Iran meter: If the United States is indeed watering down its sanction effort to avoid destabilizing the global oil market and alienating its allies, that could heighten the risk of a military confrontation and push our dial to the right. But Iranian officials may be misreading the situation, deliberately or not.

For one thing, the United States is granting the 11 countries exemptions because they have significantly cut their purchases of Iranian oil -- not because they refused to budge on their commercial dealings with Iran and Washington backed down. True, Japan, a top Iranian oil importer, has been vague about how far it's willing to go to wean itself off Iranian crude, but its oil imports from Iran fell 12 percent in January compared with a year earlier -- even as it struggled to recover from last year's earthquake and nuclear crisis. The ten European nations who received waivers had already agreed to stop importing Iranian oil beginning in July.

What's more, the exemptions don't apply to China and India, which, along with Japan, buy roughly half of Iran's crude exports. And while the Chinese and Indians haven't yet turned their backs on Iran, they're not embracing Tehran either. China's largest bank recently backed out of a deal to finance an Iran-to-Pakistan gas pipeline, and China's imports of Iranian oil dropped by 45 percent in February from a month earlier, though this mainly stemmed from a business dispute. 

This week's exemptions also omitted Turkey and South Korea -- two U.S. allies who also happen to consume a lot of Iranian oil. "It is out of the question for us to stop buying oil from Iran unless the supply is replaced," Turkey's energy minister declared today.
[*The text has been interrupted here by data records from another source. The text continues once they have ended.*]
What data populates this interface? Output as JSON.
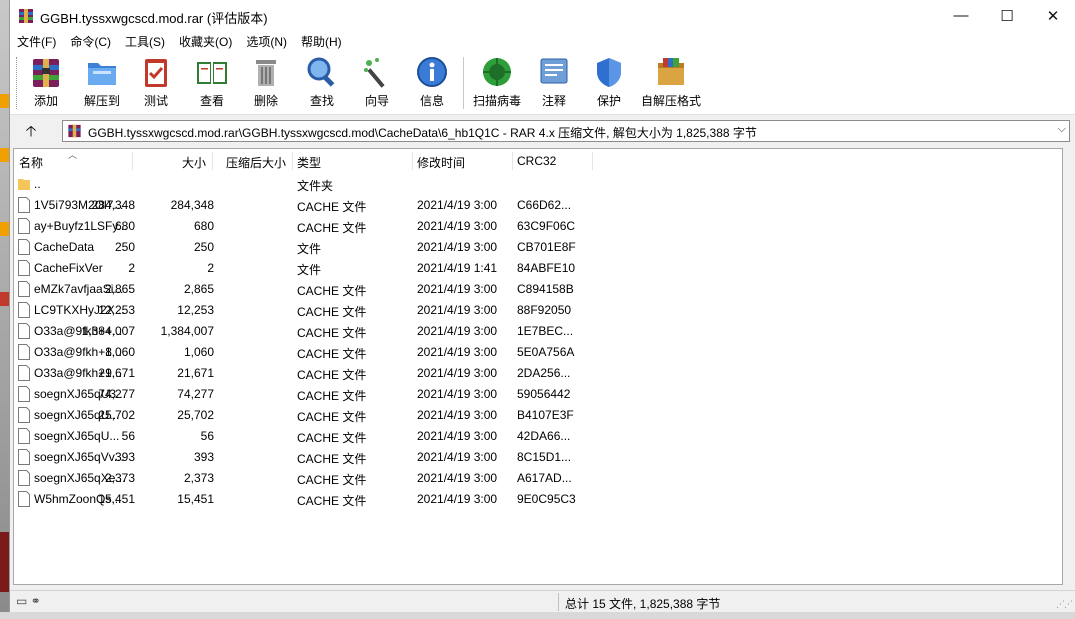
{
  "window": {
    "title": "GGBH.tyssxwgcscd.mod.rar (评估版本)",
    "controls": {
      "minimize": "—",
      "maximize": "☐",
      "close": "✕"
    }
  },
  "menu": [
    "文件(F)",
    "命令(C)",
    "工具(S)",
    "收藏夹(O)",
    "选项(N)",
    "帮助(H)"
  ],
  "toolbar": [
    {
      "id": "add",
      "label": "添加",
      "icon": "archive-books-icon"
    },
    {
      "id": "extract",
      "label": "解压到",
      "icon": "folder-extract-icon"
    },
    {
      "id": "test",
      "label": "测试",
      "icon": "clipboard-check-icon"
    },
    {
      "id": "view",
      "label": "查看",
      "icon": "open-book-icon"
    },
    {
      "id": "delete",
      "label": "删除",
      "icon": "trash-can-icon"
    },
    {
      "id": "find",
      "label": "查找",
      "icon": "magnifier-icon"
    },
    {
      "id": "wizard",
      "label": "向导",
      "icon": "magic-wand-icon"
    },
    {
      "id": "info",
      "label": "信息",
      "icon": "info-icon"
    },
    {
      "id": "virus",
      "label": "扫描病毒",
      "icon": "virus-scan-icon"
    },
    {
      "id": "comment",
      "label": "注释",
      "icon": "comment-icon"
    },
    {
      "id": "protect",
      "label": "保护",
      "icon": "shield-icon"
    },
    {
      "id": "sfx",
      "label": "自解压格式",
      "icon": "sfx-box-icon"
    }
  ],
  "address": {
    "up": "🡡",
    "path": "GGBH.tyssxwgcscd.mod.rar\\GGBH.tyssxwgcscd.mod\\CacheData\\6_hb1Q1C - RAR 4.x 压缩文件, 解包大小为 1,825,388 字节",
    "dropdown": "⌵"
  },
  "columns": {
    "name": "名称",
    "size": "大小",
    "packed": "压缩后大小",
    "type": "类型",
    "modified": "修改时间",
    "crc": "CRC32"
  },
  "files": [
    {
      "name": "..",
      "size": "",
      "packed": "",
      "type": "文件夹",
      "modified": "",
      "crc": "",
      "folder": true
    },
    {
      "name": "1V5i793M2Ol7...",
      "size": "284,348",
      "packed": "284,348",
      "type": "CACHE 文件",
      "modified": "2021/4/19 3:00",
      "crc": "C66D62..."
    },
    {
      "name": "ay+Buyfz1LSFy...",
      "size": "680",
      "packed": "680",
      "type": "CACHE 文件",
      "modified": "2021/4/19 3:00",
      "crc": "63C9F06C"
    },
    {
      "name": "CacheData",
      "size": "250",
      "packed": "250",
      "type": "文件",
      "modified": "2021/4/19 3:00",
      "crc": "CB701E8F"
    },
    {
      "name": "CacheFixVer",
      "size": "2",
      "packed": "2",
      "type": "文件",
      "modified": "2021/4/19 1:41",
      "crc": "84ABFE10"
    },
    {
      "name": "eMZk7avfjaaSi...",
      "size": "2,865",
      "packed": "2,865",
      "type": "CACHE 文件",
      "modified": "2021/4/19 3:00",
      "crc": "C894158B"
    },
    {
      "name": "LC9TKXHyJ2X...",
      "size": "12,253",
      "packed": "12,253",
      "type": "CACHE 文件",
      "modified": "2021/4/19 3:00",
      "crc": "88F92050"
    },
    {
      "name": "O33a@9fkh++...",
      "size": "1,384,007",
      "packed": "1,384,007",
      "type": "CACHE 文件",
      "modified": "2021/4/19 3:00",
      "crc": "1E7BEC..."
    },
    {
      "name": "O33a@9fkh+8...",
      "size": "1,060",
      "packed": "1,060",
      "type": "CACHE 文件",
      "modified": "2021/4/19 3:00",
      "crc": "5E0A756A"
    },
    {
      "name": "O33a@9fkh+9...",
      "size": "21,671",
      "packed": "21,671",
      "type": "CACHE 文件",
      "modified": "2021/4/19 3:00",
      "crc": "2DA256..."
    },
    {
      "name": "soegnXJ65qU3...",
      "size": "74,277",
      "packed": "74,277",
      "type": "CACHE 文件",
      "modified": "2021/4/19 3:00",
      "crc": "59056442"
    },
    {
      "name": "soegnXJ65qU...",
      "size": "25,702",
      "packed": "25,702",
      "type": "CACHE 文件",
      "modified": "2021/4/19 3:00",
      "crc": "B4107E3F"
    },
    {
      "name": "soegnXJ65qU...",
      "size": "56",
      "packed": "56",
      "type": "CACHE 文件",
      "modified": "2021/4/19 3:00",
      "crc": "42DA66..."
    },
    {
      "name": "soegnXJ65qVv...",
      "size": "393",
      "packed": "393",
      "type": "CACHE 文件",
      "modified": "2021/4/19 3:00",
      "crc": "8C15D1..."
    },
    {
      "name": "soegnXJ65qXe...",
      "size": "2,373",
      "packed": "2,373",
      "type": "CACHE 文件",
      "modified": "2021/4/19 3:00",
      "crc": "A617AD..."
    },
    {
      "name": "W5hmZoonQs...",
      "size": "15,451",
      "packed": "15,451",
      "type": "CACHE 文件",
      "modified": "2021/4/19 3:00",
      "crc": "9E0C95C3"
    }
  ],
  "status": {
    "summary": "总计 15 文件, 1,825,388 字节",
    "icons": "▭ ⚭"
  },
  "colors": {
    "accent": "#0078d7",
    "folder": "#f5c75b",
    "winrar_red": "#a4262c"
  }
}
In other words, if you want to get a sense of whether the sanctions regime U.S. officials are constructing will work, don't focus on the list of countries who now have exemptions. Keep your eye on those that didn't make the cut.

Atta Kenare/AFP/Getty Images